It wasn’t that long ago that Saraland’s defense was gashed for 258 rushing yards by Spanish Fort, 236 by Theodore, 191 by Hillcrest-Tuscaloosa, 183 by Foley and 160 by Homewood.
“Last year, we gave up a ton of yards, mostly running the football,” Thompson said. “After today, it gets me kind of excited to see what we could have.”
The Wildcats scratched out just 43 yards and five first downs in a little less than a half, including 37 yards on the ground. The Spartans’ first defense shut out Enterprise’s first offense 21-0.
West, Blackmon, Kelly and just about everyone else who was polled noticed the defense’s speed.
“Our speed stuck out today, just across the board from the D-line to the back end, and it’s even better when you’re physical on top of that,” West said. “From January through the spring, they picked up things faster. The more comfortable you are pre-snap, you’re going to play faster.”
Moving Thompson — the team’s No. 2 tackler last year — from inside linebacker to defensive end may be the most beneficial change.
“After the championship game, I had the idea to do it,” Thompson said. “We were going to do it only on certain packages but I said I would do it all the time. You take somebody with the IQ of a linebacker and put him that close to the ball, it gives you more speed on the back end and more speed on the defensive line and you get more people to the quarterback faster.”

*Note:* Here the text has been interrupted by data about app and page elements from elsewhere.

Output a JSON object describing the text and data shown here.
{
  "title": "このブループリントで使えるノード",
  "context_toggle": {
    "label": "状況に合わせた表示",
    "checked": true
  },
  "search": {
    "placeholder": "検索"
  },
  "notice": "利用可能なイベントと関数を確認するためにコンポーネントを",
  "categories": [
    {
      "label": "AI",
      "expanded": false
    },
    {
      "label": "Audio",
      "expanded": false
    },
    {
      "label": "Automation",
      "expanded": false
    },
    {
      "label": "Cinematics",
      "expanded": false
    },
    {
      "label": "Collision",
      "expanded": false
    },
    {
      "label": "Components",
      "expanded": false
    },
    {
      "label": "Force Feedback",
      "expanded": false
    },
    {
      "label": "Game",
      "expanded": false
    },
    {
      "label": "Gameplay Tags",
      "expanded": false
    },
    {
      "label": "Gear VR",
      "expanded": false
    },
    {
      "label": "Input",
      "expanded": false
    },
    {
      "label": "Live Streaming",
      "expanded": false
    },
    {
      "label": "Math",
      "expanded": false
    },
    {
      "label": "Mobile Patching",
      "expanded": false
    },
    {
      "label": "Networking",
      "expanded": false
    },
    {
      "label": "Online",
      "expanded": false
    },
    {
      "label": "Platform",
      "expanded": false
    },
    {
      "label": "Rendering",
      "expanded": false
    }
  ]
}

West said Thompson’s move has made the defense better.
“Chris putting his hand on the ground is probably the most important thing the fans can’t see,” West said. “The inside linebacker has got to know what everybody is doing and Chris is a very intelligent player. Having him closer to the ball, with his speed, really stood out today. It will make us a lot better defense.”
Laffitte was also moved to outside linebacker and Delvon Gulley moved to cornerback, switches Kelly said the players embraced.
“We had a successful year, obviously, but then we wanted to go back and blow it up and start from square one,” Kelly said.
Once reassembled, those pieces seem to fit just fine and might keep the main route on the Blue Map stopping at Spartan Drive.